EXERCISE DIRECTIONS >> Excluding images, repeat the data exactly as given.

═════ SUPPLIED ENTRIES

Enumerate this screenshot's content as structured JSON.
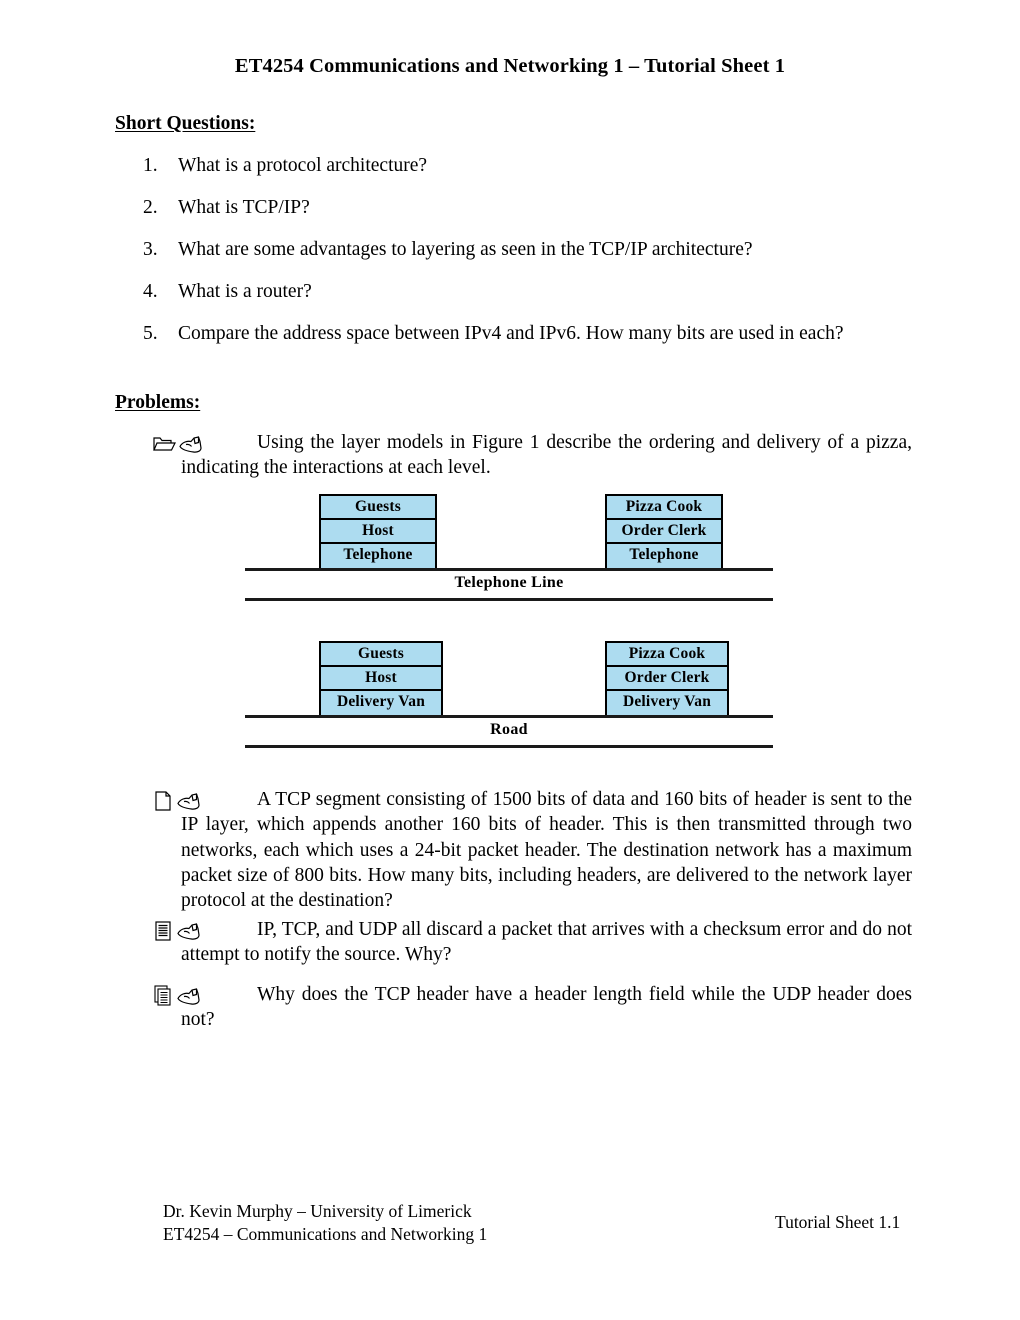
{
  "document": {
    "title": "ET4254 Communications and Networking 1 – Tutorial Sheet 1",
    "sections": {
      "short_questions_heading": "Short Questions:",
      "problems_heading": "Problems:"
    }
  },
  "short_questions": [
    {
      "number": "1.",
      "text": "What is a protocol architecture?"
    },
    {
      "number": "2.",
      "text": "What is TCP/IP?"
    },
    {
      "number": "3.",
      "text": "What are some advantages to layering as seen in the TCP/IP architecture?"
    },
    {
      "number": "4.",
      "text": "What is a router?"
    },
    {
      "number": "5.",
      "text": "Compare the address space between IPv4 and IPv6. How many bits are used in each?"
    }
  ],
  "problems": [
    {
      "marker_icons": [
        "open-folder-icon",
        "pointing-hand-icon"
      ],
      "text": "Using the layer models in Figure 1 describe the ordering and delivery of a pizza, indicating the interactions at each level."
    },
    {
      "marker_icons": [
        "page-document-icon",
        "pointing-hand-icon"
      ],
      "text": "A TCP segment consisting of 1500 bits of data and 160 bits of header is sent to the IP layer, which appends another 160 bits of header. This is then transmitted through two networks, each which uses a 24-bit packet header. The destination network has a maximum packet size of 800 bits. How many bits, including headers, are delivered to the network layer protocol at the destination?"
    },
    {
      "marker_icons": [
        "lined-document-icon",
        "pointing-hand-icon"
      ],
      "text": "IP, TCP, and UDP all discard a packet that arrives with a checksum error and do not attempt to notify the source. Why?"
    },
    {
      "marker_icons": [
        "stacked-documents-icon",
        "pointing-hand-icon"
      ],
      "text": "Why does the TCP header have a header length field while the UDP header does not?"
    }
  ],
  "figure": {
    "box_fill_color": "#ADDCF0",
    "box_border_color": "#000000",
    "diagrams": [
      {
        "left_stack": [
          "Guests",
          "Host",
          "Telephone"
        ],
        "right_stack": [
          "Pizza Cook",
          "Order Clerk",
          "Telephone"
        ],
        "medium_label": "Telephone Line"
      },
      {
        "left_stack": [
          "Guests",
          "Host",
          "Delivery Van"
        ],
        "right_stack": [
          "Pizza Cook",
          "Order Clerk",
          "Delivery Van"
        ],
        "medium_label": "Road"
      }
    ]
  },
  "footer": {
    "left_line_1": "Dr. Kevin Murphy – University of Limerick",
    "left_line_2": "ET4254 – Communications and Networking 1",
    "right": "Tutorial Sheet 1.1"
  }
}
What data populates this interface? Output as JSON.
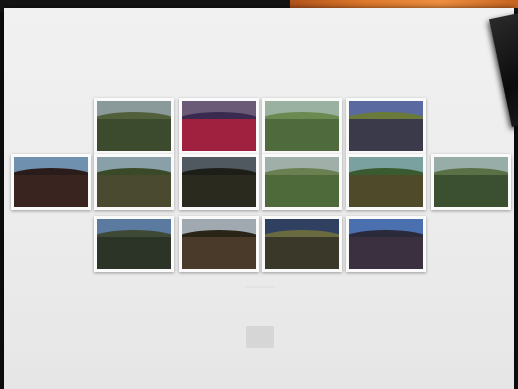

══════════

SOLUTION >>
Enumerate this screenshot's content as structured JSON.
{
  "document": {
    "title": "ET4254 Communications and Networking 1 – Tutorial Sheet 1",
    "sections": {
      "short_questions_heading": "Short Questions:",
      "problems_heading": "Problems:"
    }
  },
  "short_questions": [
    {
      "number": "1.",
      "text": "What is a protocol architecture?"
    },
    {
      "number": "2.",
      "text": "What is TCP/IP?"
    },
    {
      "number": "3.",
      "text": "What are some advantages to layering as seen in the TCP/IP architecture?"
    },
    {
      "number": "4.",
      "text": "What is a router?"
    },
    {
      "number": "5.",
      "text": "Compare the address space between IPv4 and IPv6. How many bits are used in each?"
    }
  ],
  "problems": [
    {
      "marker_icons": [
        "open-folder-icon",
        "pointing-hand-icon"
      ],
      "text": "Using the layer models in Figure 1 describe the ordering and delivery of a pizza, indicating the interactions at each level."
    },
    {
      "marker_icons": [
        "page-document-icon",
        "pointing-hand-icon"
      ],
      "text": "A TCP segment consisting of 1500 bits of data and 160 bits of header is sent to the IP layer, which appends another 160 bits of header. This is then transmitted through two networks, each which uses a 24-bit packet header. The destination network has a maximum packet size of 800 bits. How many bits, including headers, are delivered to the network layer protocol at the destination?"
    },
    {
      "marker_icons": [
        "lined-document-icon",
        "pointing-hand-icon"
      ],
      "text": "IP, TCP, and UDP all discard a packet that arrives with a checksum error and do not attempt to notify the source. Why?"
    },
    {
      "marker_icons": [
        "stacked-documents-icon",
        "pointing-hand-icon"
      ],
      "text": "Why does the TCP header have a header length field while the UDP header does not?"
    }
  ],
  "figure": {
    "box_fill_color": "#ADDCF0",
    "box_border_color": "#000000",
    "diagrams": [
      {
        "left_stack": [
          "Guests",
          "Host",
          "Telephone"
        ],
        "right_stack": [
          "Pizza Cook",
          "Order Clerk",
          "Telephone"
        ],
        "medium_label": "Telephone Line"
      },
      {
        "left_stack": [
          "Guests",
          "Host",
          "Delivery Van"
        ],
        "right_stack": [
          "Pizza Cook",
          "Order Clerk",
          "Delivery Van"
        ],
        "medium_label": "Road"
      }
    ]
  },
  "footer": {
    "left_line_1": "Dr. Kevin Murphy – University of Limerick",
    "left_line_2": "ET4254 – Communications and Networking 1",
    "right": "Tutorial Sheet 1.1"
  }
}
What data populates this interface? Output as JSON.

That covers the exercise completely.